About the Author

Poet Catherine Wagner was born to military parents in Burma and raised in Baltimore, Maryland. Wagner is a graduate of the University of Tennessee at Chattanooga, the University of Iowa Writer's Workshop, and the University of Utah's Ph.D in Literature program. She is Assistant Professor at Miami University in Oxford, Ohio.

Product Details

ISBN:
9780974090917
Manufactured:
Fence Books
Publisher:
Fence Books
Manufactured:
Fence Books
Author:
Wagner, Catherine
Subject:
General
Subject:
American - General
Subject:
General Poetry
Subject:
Single Author / American
Subject:
Poetry-A to Z
Edition Description:
Trade Paper
Publication Date:
20040431
Binding:
TRADE PAPER
Language:
English
Illustrations:
Y
Pages:
64
Dimensions:
8 x 6 in 4 oz

Other books you might like

  1. Eyeshot Used Trade Paper $12.00
  2. Dictee Used Trade Paper $7.95
  3. Ghostwood (New York Poets Series) Used Hardcover $5.75

Related Subjects

Fiction and Poetry » Poetry » A to Z
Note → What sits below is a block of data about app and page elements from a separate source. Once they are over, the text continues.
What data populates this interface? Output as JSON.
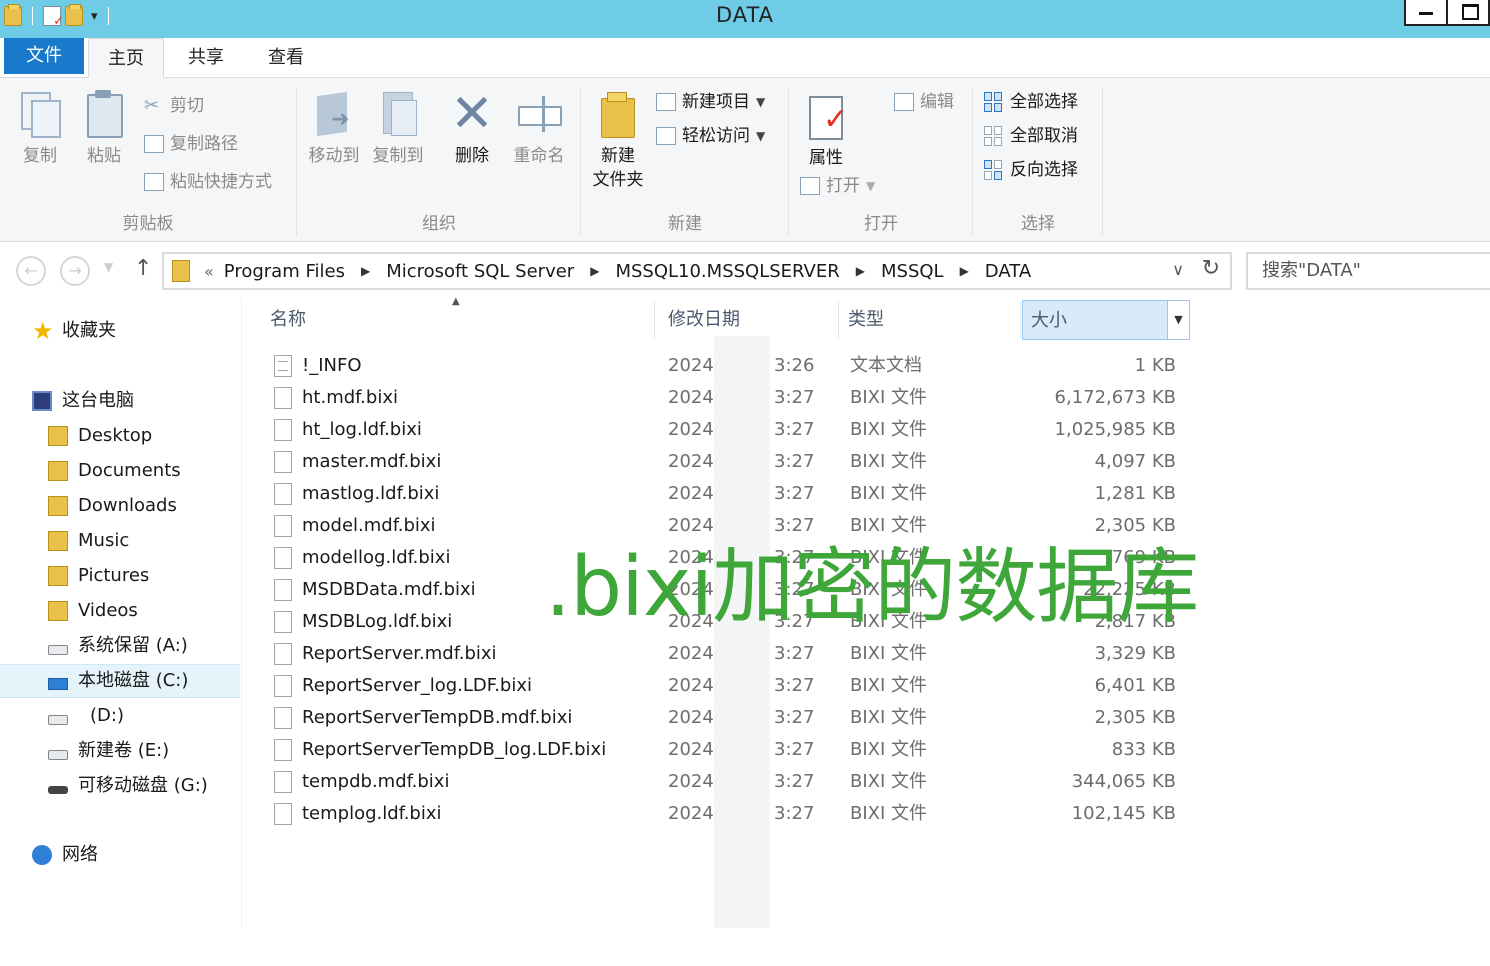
{
  "window": {
    "title": "DATA"
  },
  "tabs": {
    "file": "文件",
    "home": "主页",
    "share": "共享",
    "view": "查看"
  },
  "ribbon": {
    "clipboard": {
      "label": "剪贴板",
      "copy": "复制",
      "paste": "粘贴",
      "cut": "剪切",
      "copy_path": "复制路径",
      "paste_shortcut": "粘贴快捷方式"
    },
    "organize": {
      "label": "组织",
      "move_to": "移动到",
      "copy_to": "复制到",
      "delete": "删除",
      "rename": "重命名"
    },
    "new": {
      "label": "新建",
      "new_folder_line1": "新建",
      "new_folder_line2": "文件夹",
      "new_item": "新建项目",
      "easy_access": "轻松访问"
    },
    "open": {
      "label": "打开",
      "properties": "属性",
      "open": "打开",
      "edit": "编辑"
    },
    "select": {
      "label": "选择",
      "select_all": "全部选择",
      "select_none": "全部取消",
      "invert": "反向选择"
    }
  },
  "address": {
    "breadcrumbs": [
      "Program Files",
      "Microsoft SQL Server",
      "MSSQL10.MSSQLSERVER",
      "MSSQL",
      "DATA"
    ],
    "search_placeholder": "搜索\"DATA\""
  },
  "nav_pane": {
    "favorites": "收藏夹",
    "this_pc": "这台电脑",
    "folders": [
      "Desktop",
      "Documents",
      "Downloads",
      "Music",
      "Pictures",
      "Videos"
    ],
    "drives": [
      "系统保留 (A:)",
      "本地磁盘 (C:)",
      "(D:)",
      "新建卷 (E:)",
      "可移动磁盘 (G:)"
    ],
    "network": "网络"
  },
  "columns": {
    "name": "名称",
    "date": "修改日期",
    "type": "类型",
    "size": "大小"
  },
  "files": [
    {
      "name": "!_INFO",
      "date": "2024/",
      "time": "3:26",
      "type": "文本文档",
      "size": "1 KB"
    },
    {
      "name": "ht.mdf.bixi",
      "date": "2024/",
      "time": "3:27",
      "type": "BIXI 文件",
      "size": "6,172,673 KB"
    },
    {
      "name": "ht_log.ldf.bixi",
      "date": "2024/",
      "time": "3:27",
      "type": "BIXI 文件",
      "size": "1,025,985 KB"
    },
    {
      "name": "master.mdf.bixi",
      "date": "2024/",
      "time": "3:27",
      "type": "BIXI 文件",
      "size": "4,097 KB"
    },
    {
      "name": "mastlog.ldf.bixi",
      "date": "2024/",
      "time": "3:27",
      "type": "BIXI 文件",
      "size": "1,281 KB"
    },
    {
      "name": "model.mdf.bixi",
      "date": "2024/",
      "time": "3:27",
      "type": "BIXI 文件",
      "size": "2,305 KB"
    },
    {
      "name": "modellog.ldf.bixi",
      "date": "2024/",
      "time": "3:27",
      "type": "BIXI 文件",
      "size": "769 KB"
    },
    {
      "name": "MSDBData.mdf.bixi",
      "date": "2024/",
      "time": "3:27",
      "type": "BIXI 文件",
      "size": "22,225 KB"
    },
    {
      "name": "MSDBLog.ldf.bixi",
      "date": "2024/",
      "time": "3:27",
      "type": "BIXI 文件",
      "size": "2,817 KB"
    },
    {
      "name": "ReportServer.mdf.bixi",
      "date": "2024/",
      "time": "3:27",
      "type": "BIXI 文件",
      "size": "3,329 KB"
    },
    {
      "name": "ReportServer_log.LDF.bixi",
      "date": "2024/",
      "time": "3:27",
      "type": "BIXI 文件",
      "size": "6,401 KB"
    },
    {
      "name": "ReportServerTempDB.mdf.bixi",
      "date": "2024/",
      "time": "3:27",
      "type": "BIXI 文件",
      "size": "2,305 KB"
    },
    {
      "name": "ReportServerTempDB_log.LDF.bixi",
      "date": "2024/",
      "time": "3:27",
      "type": "BIXI 文件",
      "size": "833 KB"
    },
    {
      "name": "tempdb.mdf.bixi",
      "date": "2024/",
      "time": "3:27",
      "type": "BIXI 文件",
      "size": "344,065 KB"
    },
    {
      "name": "templog.ldf.bixi",
      "date": "2024/",
      "time": "3:27",
      "type": "BIXI 文件",
      "size": "102,145 KB"
    }
  ],
  "overlay_caption": ".bixi加密的数据库",
  "colors": {
    "titlebar": "#6fcce6",
    "file_tab": "#1979ca",
    "caption": "#3fa63a"
  }
}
Macular Hole New Trade Paper
0 stars - 0 reviews
$15.00 In Stock
Product details 64 pages Fence Books - English 9780974090917 Reviews:
"Publishers Weekly Review" by , "In this unexpectedly direct sophomore effort, Wagner blends charm with aggression. Wagner's Miss America (2001) showed a wary critic of consumer culture questioning linguistic givens; these poems, while no less self-conscious, show considerably more verve. 'I'm an example, and experimental/ Attempt to assess how a kid of my talents/ Responds when she's given the life that I was,' one poem says; two pages later, though, Wagner disavows 'The glamorous self and its story.' Ragged exclamations and folk and playground rhymes give her choppy, hip discourse surprising energy; her anger — and her willingness to identify its causes — set it further apart. Some of those causes come from sexual experience, others from the travails of raising a young son. Childbearing and motherhood take over the second half of this fairly short book, to fiery effect: 'I hate the baby, stop crying... I hate you coming over my life like a bag'; 'At my breast/ He sold himself/ To me as my/ Needer.' Readers accustomed to canny ironies may find her 'outrageous,/ power-outageous' interjections too demonstrative, but her powerful ends finally justify their strenuous means. (June)" Publishers Weekly (Copyright 2004 Reed Business Information, Inc.)
"Synopsis" by , Catherine Wagner's poems have elicited resounding, answering calls from several continents. These are poems of sex and identity, poems of spleen and craving, poems of grim energy and outspoken crisis. I love them. I am bored by so many of America's new bloods but this woman can write. Her neo-surreal vision and neo-dada attitude are matched by an exceptional feel for the magic of simple language--her poems organically grow down the page without effort, every line seeming right. She manages this by infusing every new image (and every repetition) with a corresponding voice posture. Very American, very urban, very modern and yet harking back to the best 'beat' legacies.--Josephine Ebert, U.K. poetry critic. Here in the United States, Rae Armantrout has this to say: Jack Spicer's Martians are back, but now they're talking wild girl-talk. In Catherine Wagner's Miss America, public and private collide in a new way, like matter and anti-matter. This is a conflagration. That is damage talk, she says, Want to watch me/Make it. And I do. In fact, if I died, I might want to come back as Catherine Wagner. Such enthusiastic identifications don't come cheap: Wagner's poems are worth their weight in flesh and gold.
"Synopsis" by ,
Wagner proclaims a generative finitude. Shes in love with the world and its transactions, full of song yet brazenly topical.
"Synopsis" by ,
Catherine Wagner's poems proclaim a finitude that is anything but final, that is instead embodied and generative. That Wagner is in love with the world and its transactions--perceptions, superficial and otherwise; childbearing, painful and otherwise; gains, financial and otherwise--allows for a poetry that is full of song yet brazenly topical.
spacer
spacer
  • back to top
Follow us on...




Powell's City of Books is an independent bookstore in Portland, Oregon, that fills a whole city block with more than a million new, used, and out of print books. Shop those shelves — plus literally millions more books, DVDs, and gifts — here at Powells.com.